Bilirubin and Hemolysis Interference in Serum Creatinine Measurement

Caution should be used when the blood sample is hemolyzed or has elevated bilirubin. These interferences generally cause lower serum creatinine, but the magnitude varies depending on the specific enzymatic or alkaline picrate (Jaffe) method.

Measurement Error in Children

Children naturally have a lower serum creatinine concentration and lower serum total protein concentration than adults. As such, a measurement error using alkaline picrate (Jaffe) methods has a proportionally larger effect in a child’s sample than it would in an adult’s sample and may result in greater error in eGFR calculations in children.

Alternatives to Serum Creatinine Measurement

In cases where estimating GFR using serum creatinine alone may be problematic, a measured creatinine clearance or exogenously measured GFR may be indicated. Alternatively, serum/plasma cystatin C concentration may be used to estimate GFR.

Cystatin C

Cystatin C is a more recently established filtration marker that has been found to accurately assess kidney function. However, measurement of cystatin C may not be widely available in hospital laboratories in the United States due to higher cost and limited reimbursement ICD10 codes. Cystatin C is generally available from referral laboratories with longer turnaround times. . As use of the preferred 2021 Chronic Kidney Disease Epidemiology Collaboration (CKD-EPI) creatinine-cystatin C equation4 increases, the availability of and capacity for cystatin C measurement is expected to increase.

Cystatin C Measurement Error and eGFR

Similar to creatinine, using standardized cystatin C measurement procedures is crucial. Cystatin C appears to be generally less influenced by non-GFR determinants compared to creatinine. However, it is essential to acknowledge that certain non-GFR factors can still impact blood cystatin C levels, potentially affecting the precision of cystatin C-based eGFR measures. Factors such as steroid use, thyroid dysfunction, adiposity, and inflammation have been identified as contributors to elevations in cystatin C levels.5 Notably, these factors differ from those associated with creatinine non-GFR determinants. This distinction underscores one of the rationales behind combining cystatin C and creatinine for a more accurate eGFR calculation, as each biomarker complements some of the limitations of the other when used independently. However, a single parameter equation may be preferred when important non-GFR determinants are present for either creatinine or cystatin C.

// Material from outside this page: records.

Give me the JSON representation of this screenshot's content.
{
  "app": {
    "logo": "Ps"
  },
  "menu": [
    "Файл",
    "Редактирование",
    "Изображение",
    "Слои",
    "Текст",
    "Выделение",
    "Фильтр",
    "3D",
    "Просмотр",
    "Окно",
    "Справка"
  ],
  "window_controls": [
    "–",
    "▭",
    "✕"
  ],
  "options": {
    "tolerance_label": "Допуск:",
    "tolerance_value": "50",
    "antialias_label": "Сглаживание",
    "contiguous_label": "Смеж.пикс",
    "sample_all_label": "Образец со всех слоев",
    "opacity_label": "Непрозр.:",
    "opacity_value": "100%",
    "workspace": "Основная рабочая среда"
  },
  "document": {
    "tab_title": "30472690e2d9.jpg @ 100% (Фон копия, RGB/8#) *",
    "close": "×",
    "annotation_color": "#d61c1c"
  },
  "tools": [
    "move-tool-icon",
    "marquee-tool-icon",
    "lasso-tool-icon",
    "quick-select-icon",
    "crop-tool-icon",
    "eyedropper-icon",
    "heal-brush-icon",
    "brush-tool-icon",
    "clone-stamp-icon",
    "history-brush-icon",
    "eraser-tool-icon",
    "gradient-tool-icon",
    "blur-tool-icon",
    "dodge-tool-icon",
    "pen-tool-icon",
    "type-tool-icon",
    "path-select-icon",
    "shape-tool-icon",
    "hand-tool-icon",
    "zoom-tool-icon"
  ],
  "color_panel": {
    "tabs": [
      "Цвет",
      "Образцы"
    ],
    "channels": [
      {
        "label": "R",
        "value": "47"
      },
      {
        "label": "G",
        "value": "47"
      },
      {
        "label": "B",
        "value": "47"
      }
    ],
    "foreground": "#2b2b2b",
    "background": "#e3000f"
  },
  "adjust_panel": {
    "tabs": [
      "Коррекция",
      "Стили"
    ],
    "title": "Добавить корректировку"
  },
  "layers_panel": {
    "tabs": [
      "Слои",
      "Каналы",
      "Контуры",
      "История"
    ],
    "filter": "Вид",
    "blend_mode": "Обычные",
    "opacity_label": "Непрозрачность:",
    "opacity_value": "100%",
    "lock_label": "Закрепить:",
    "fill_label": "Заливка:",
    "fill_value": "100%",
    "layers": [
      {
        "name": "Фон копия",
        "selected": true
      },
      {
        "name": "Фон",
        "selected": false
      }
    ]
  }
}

Body Surface Area (BSA)

eGFR equations do not require a weight variable because the results are reported normalized to an accepted average adult BSA of 1.73 m². However, there are instances when a BSA adjustment may be necessary to compare a patient's kidney function to normal values, to the levels defining the stages of CKD, or for drug dose adjustments. For some, serum creatinine may be higher or lower due to changes in muscle mass rather than changes in kidney function.

As kidney size and function tends to be proportional to BSA, an adjustment may be needed for patients who differ from the population average used to develop the estimating equation. For people who have an amputation, those with paraplegia, frail older adults, bodybuilders, and those who have obesity, failing to make a BSA adjustment could lead to reduced accuracy in the patient’s eGFR, which could in turn influence care decisions and drug dosing.


Last Reviewed May 2024